Today, we say goodbye to our dear friend Harry Roberts, more commonly known in Bradford as “Scouse”. He passed away on 29th April after suffering a heart attack during a shopping trip. The funeral service will be at Scholemoor Crematorium at 2.40pm today (Wednesday 18th May, 2016) followed by a gathering at his favourite pub The Black Swan, Thornton Road, Bradford. There will also be a memorial all day event featuring a collection of local bands and DJs. This will be held at The Beehive pub, Westgate on Saturday 4th June starting at 2pm.
Harold George Roberts (Scouse) was a well known and much loved sound engineer, spending many of his later years working in the venues of Bradford. He was a unique character with a wicked and mischievous sense of humour, which got him into trouble from time to time but as anyone who knew him will testify, his heart was always in the right place.
His time in Bradford stretches back about 20 years when at that point he had retired from the sound engineering business and was working as a sheet metal worker. He first came out of retirement at The Peel pub in the early to mid 2000’s, where he started off doing bits of karaoke. When The Peel closed, he started up at The Black Swan, where he laid his heart. He was to continue with live sound at that venue on and off until very recently.
He moved from the Black Swan to the Zuu bar in 2010 where he worked for another year or so. After the Zuu closed, he decamped back to the Swan again for a while until in the summer of 2013, he started doing bits at the Love Apple and moved into Vampire as resident sound engineer in the September. The following year, he moved along with the Vampire team to the Tavern in the Town on Barry Street where he worked for a while. He later moved on to Trash on Sackville Street and continued with bits of work at the jam sessions at The Black Swan. He mixed hundreds of bands in those few years alone and he was a very well known face in the city. However, what many people don’t realise is his rich and varied history with sound engineering.
When Scouse passed away, he was 70 years old and was coming up to celebrating 50 years service in the entertainment industry as a sound engineer. He started off in a band in Liverpool in the early 60’s in which he played the drums. He didn’t feel as though his talent laid in this role and decided that being a roadie was where his heart was. He was one of the first people in Liverpool to own a mixing desk. In the 60’s they were all valve and cumbersome with only 4 channels but he could see the value in using one for a rock band. Marshall were hesitant to let him buy it at first as they intended the product to be for the BBC and such like but after his persistent nagging with the various sales executives, they agreed to sell him one. In the late 60’s and early 70’s, he worked in London and Liverpool, doing sound for many up and coming bands often going on tour with them.
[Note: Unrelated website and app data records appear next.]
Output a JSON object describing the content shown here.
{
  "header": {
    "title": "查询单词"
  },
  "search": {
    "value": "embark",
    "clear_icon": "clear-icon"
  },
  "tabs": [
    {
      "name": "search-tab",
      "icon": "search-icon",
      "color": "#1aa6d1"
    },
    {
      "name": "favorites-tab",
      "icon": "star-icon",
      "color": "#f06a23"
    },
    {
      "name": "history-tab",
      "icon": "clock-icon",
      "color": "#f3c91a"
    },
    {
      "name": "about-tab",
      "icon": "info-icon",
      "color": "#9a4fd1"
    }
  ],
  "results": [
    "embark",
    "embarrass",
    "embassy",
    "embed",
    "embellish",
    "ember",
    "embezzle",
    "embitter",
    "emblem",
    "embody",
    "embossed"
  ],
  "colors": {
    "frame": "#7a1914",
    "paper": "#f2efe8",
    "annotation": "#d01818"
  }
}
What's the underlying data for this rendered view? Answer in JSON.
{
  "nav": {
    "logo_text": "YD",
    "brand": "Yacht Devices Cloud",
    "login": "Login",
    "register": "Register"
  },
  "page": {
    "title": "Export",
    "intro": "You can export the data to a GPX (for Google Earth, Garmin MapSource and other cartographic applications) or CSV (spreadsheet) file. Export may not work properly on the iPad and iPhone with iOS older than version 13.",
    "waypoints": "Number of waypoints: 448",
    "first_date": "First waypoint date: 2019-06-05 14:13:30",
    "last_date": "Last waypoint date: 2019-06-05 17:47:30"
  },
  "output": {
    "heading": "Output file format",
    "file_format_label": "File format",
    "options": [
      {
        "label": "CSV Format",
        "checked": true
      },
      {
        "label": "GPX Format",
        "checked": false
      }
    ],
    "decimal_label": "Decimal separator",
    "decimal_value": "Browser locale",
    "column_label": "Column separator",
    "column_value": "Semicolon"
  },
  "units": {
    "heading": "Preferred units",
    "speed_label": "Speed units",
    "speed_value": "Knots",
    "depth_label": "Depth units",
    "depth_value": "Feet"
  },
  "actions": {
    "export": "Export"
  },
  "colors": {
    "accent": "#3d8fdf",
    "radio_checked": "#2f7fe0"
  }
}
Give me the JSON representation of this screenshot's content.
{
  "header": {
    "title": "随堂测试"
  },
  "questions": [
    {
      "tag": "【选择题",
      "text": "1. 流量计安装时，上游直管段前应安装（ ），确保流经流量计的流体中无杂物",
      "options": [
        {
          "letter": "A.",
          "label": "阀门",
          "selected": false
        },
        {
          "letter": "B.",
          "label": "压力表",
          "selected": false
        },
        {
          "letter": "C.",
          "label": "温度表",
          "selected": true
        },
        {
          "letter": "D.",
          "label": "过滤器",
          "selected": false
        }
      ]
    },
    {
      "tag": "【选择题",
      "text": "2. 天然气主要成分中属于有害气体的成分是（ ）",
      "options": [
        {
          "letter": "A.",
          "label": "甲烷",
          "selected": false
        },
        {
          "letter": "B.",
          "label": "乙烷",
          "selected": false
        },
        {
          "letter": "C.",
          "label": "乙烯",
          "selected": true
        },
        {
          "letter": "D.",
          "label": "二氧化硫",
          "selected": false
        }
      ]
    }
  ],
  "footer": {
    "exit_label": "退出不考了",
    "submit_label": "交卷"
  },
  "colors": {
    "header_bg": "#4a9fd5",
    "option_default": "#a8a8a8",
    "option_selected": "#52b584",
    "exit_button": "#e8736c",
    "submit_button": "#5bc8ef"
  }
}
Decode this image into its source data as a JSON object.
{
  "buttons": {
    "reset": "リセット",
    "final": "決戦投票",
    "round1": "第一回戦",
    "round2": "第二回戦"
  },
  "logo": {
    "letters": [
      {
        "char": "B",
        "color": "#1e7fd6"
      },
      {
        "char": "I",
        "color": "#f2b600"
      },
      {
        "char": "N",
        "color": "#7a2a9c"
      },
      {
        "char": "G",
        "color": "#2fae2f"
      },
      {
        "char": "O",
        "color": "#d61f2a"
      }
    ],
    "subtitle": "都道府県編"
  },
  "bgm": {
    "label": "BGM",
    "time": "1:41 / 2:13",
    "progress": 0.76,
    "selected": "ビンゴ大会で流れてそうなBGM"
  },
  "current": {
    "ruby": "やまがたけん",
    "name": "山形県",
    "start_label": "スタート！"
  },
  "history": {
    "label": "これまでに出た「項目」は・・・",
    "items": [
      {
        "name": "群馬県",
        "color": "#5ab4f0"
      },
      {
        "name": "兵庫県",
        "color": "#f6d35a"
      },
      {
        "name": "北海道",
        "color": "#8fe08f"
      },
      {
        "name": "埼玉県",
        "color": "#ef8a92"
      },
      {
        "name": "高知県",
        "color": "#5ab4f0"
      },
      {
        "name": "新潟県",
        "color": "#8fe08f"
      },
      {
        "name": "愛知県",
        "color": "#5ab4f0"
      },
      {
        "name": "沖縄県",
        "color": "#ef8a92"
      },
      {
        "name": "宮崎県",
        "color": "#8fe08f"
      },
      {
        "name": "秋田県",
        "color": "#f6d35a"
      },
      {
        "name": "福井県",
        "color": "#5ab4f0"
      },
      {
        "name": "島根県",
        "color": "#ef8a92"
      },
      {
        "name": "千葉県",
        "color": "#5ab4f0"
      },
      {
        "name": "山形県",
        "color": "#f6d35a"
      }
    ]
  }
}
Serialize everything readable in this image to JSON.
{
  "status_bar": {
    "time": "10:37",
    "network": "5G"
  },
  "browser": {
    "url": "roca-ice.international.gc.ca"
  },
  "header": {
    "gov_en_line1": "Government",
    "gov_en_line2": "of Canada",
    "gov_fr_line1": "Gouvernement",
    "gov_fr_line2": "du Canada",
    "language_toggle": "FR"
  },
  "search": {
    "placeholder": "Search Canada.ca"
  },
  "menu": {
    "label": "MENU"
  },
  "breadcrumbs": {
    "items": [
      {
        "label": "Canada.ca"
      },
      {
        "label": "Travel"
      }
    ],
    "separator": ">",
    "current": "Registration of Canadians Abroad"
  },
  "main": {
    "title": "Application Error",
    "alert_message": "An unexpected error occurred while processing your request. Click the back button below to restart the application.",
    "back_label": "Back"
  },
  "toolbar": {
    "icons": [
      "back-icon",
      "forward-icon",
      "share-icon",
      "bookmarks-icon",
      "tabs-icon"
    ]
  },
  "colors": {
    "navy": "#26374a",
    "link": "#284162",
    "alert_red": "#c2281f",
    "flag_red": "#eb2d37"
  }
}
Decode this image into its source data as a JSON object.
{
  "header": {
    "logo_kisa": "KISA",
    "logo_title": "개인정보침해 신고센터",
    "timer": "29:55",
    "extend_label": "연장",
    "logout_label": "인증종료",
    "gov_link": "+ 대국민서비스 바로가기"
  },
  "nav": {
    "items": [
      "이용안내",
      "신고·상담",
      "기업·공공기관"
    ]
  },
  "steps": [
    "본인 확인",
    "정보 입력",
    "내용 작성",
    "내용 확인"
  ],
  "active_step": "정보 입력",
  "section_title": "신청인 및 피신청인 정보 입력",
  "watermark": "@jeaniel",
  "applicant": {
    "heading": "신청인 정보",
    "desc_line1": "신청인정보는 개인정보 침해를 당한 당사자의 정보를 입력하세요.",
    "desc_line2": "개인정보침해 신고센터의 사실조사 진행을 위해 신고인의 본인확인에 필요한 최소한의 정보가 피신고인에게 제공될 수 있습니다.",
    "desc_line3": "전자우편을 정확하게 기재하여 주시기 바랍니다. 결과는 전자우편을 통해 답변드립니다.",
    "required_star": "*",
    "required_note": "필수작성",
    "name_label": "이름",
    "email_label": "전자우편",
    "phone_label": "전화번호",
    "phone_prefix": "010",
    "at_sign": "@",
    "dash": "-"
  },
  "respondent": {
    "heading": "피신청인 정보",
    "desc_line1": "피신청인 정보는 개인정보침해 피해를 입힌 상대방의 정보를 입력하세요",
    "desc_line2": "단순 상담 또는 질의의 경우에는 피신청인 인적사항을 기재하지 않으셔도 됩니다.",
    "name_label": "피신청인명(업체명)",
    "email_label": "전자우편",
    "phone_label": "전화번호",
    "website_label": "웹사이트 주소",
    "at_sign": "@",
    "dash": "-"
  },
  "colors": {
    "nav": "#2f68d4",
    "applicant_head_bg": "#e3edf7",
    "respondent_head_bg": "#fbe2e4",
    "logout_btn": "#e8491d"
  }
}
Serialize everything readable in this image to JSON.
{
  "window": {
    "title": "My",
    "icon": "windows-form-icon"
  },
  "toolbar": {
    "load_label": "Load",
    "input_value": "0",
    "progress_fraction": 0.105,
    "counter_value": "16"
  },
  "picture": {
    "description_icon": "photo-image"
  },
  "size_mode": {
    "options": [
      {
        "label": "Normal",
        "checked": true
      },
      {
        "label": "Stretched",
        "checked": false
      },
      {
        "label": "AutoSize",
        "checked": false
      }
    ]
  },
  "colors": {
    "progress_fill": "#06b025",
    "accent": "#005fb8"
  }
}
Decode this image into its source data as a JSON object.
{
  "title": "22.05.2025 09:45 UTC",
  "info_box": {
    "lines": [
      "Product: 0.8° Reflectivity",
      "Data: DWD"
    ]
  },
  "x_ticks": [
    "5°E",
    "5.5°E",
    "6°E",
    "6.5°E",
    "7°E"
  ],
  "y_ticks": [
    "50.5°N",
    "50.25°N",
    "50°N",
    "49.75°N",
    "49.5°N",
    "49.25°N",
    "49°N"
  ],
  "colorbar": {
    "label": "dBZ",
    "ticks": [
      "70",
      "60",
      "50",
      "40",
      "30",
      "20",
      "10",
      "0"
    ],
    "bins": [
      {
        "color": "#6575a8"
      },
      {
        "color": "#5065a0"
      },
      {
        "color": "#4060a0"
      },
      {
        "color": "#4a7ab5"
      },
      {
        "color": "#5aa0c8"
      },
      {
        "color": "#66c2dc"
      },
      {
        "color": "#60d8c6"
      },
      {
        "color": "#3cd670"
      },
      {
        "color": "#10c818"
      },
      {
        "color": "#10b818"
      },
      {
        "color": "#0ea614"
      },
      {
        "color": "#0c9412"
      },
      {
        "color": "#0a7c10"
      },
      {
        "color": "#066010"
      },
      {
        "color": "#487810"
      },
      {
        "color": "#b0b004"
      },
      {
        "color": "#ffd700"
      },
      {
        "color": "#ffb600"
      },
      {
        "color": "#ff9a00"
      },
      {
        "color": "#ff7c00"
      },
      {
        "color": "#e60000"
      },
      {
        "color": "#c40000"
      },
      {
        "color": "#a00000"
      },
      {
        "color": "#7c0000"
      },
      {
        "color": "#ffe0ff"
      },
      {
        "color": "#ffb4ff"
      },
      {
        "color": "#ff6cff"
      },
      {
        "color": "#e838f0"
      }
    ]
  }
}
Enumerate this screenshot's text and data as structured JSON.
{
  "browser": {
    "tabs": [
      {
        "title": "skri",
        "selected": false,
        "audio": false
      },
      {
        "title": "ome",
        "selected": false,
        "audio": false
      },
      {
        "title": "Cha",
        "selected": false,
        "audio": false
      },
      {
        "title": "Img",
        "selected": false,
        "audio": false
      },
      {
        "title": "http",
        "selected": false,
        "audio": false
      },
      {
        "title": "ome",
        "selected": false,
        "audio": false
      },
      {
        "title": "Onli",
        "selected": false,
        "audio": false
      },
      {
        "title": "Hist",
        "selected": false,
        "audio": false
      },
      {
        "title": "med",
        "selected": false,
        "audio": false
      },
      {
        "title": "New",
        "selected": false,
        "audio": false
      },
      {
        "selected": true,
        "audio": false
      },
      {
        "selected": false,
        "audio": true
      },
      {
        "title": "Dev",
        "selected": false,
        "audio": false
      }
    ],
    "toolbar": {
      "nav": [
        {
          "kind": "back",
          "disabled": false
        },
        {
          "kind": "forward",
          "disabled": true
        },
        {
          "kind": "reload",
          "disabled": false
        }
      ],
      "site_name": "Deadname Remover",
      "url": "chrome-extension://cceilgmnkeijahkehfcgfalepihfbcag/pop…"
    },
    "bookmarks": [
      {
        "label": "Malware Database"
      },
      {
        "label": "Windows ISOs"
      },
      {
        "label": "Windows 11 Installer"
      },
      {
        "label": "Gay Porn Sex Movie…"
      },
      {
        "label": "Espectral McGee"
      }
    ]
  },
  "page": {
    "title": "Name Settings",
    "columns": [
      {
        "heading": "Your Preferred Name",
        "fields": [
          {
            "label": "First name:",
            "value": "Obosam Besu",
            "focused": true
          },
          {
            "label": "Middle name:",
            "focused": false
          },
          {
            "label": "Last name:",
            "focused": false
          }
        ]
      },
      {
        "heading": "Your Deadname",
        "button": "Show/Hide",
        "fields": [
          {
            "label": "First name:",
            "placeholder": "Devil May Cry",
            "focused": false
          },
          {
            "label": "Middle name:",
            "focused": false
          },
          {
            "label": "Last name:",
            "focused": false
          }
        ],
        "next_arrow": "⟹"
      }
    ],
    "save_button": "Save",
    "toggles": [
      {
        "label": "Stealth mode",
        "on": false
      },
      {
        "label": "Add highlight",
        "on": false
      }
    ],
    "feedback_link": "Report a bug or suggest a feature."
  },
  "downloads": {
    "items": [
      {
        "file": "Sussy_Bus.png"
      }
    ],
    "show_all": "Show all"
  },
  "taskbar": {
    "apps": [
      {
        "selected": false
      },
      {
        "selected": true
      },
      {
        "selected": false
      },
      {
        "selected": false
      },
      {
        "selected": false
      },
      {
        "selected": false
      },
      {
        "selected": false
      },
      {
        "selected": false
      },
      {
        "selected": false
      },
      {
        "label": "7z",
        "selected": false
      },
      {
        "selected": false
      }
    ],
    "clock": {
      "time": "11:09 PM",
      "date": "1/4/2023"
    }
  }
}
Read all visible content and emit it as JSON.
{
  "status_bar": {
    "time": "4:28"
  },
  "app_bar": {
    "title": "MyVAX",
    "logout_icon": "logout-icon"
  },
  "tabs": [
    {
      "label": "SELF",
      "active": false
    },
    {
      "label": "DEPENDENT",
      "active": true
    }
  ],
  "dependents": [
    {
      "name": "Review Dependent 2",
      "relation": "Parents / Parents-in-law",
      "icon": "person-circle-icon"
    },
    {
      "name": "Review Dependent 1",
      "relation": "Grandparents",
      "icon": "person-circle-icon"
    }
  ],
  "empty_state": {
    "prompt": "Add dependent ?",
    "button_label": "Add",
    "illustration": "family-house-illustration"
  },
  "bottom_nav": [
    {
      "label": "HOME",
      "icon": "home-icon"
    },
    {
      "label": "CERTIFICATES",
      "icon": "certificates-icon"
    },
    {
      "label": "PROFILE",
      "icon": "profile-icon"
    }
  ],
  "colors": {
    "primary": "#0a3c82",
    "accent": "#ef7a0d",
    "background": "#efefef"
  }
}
He also worked as a junior sound engineer in the early 70’s at some big gigs in Hyde Park, London. They were known as the Hyde Park Free Concerts and the bill contained such heavyweights as King Crimson, Soft Machine and The Rolling Stones.
He went on tour with Kid Creole and the Coconuts, Kool and the Gang, The Real Thing and Supercharge. He loved mixing brass and vocal harmonies more than anything and his favourite band was the Eagles.
Of course we only knew him in recent years and the facts above were compiled from various stories and anecdotes. We believe in all those years, he must have worked with many well known acts and had probably forgotten more than most people experience in a life time. He was never one to brag or name drop and would only talk about his time on the road when asked and (usually) under the influence.
He was a very passionate man who lived and breathed music. He paid for all of his own equipment from his pension and built all of his own speaker cabs from scratch. He was also a master carpenter and watching him at work was a joy.
For all in his latter days, his ears sometimes failed him (he left many a ringing ear after some of his gigs), his heart never did and he particularly loved watching new upcoming artists. He also passed on some of his knowledge to young budding sound engineers and was always happy to help and teach anyone who wanted to listen.
Rest well old friend, we will miss you.
Alec Marlow & Michael Dunn.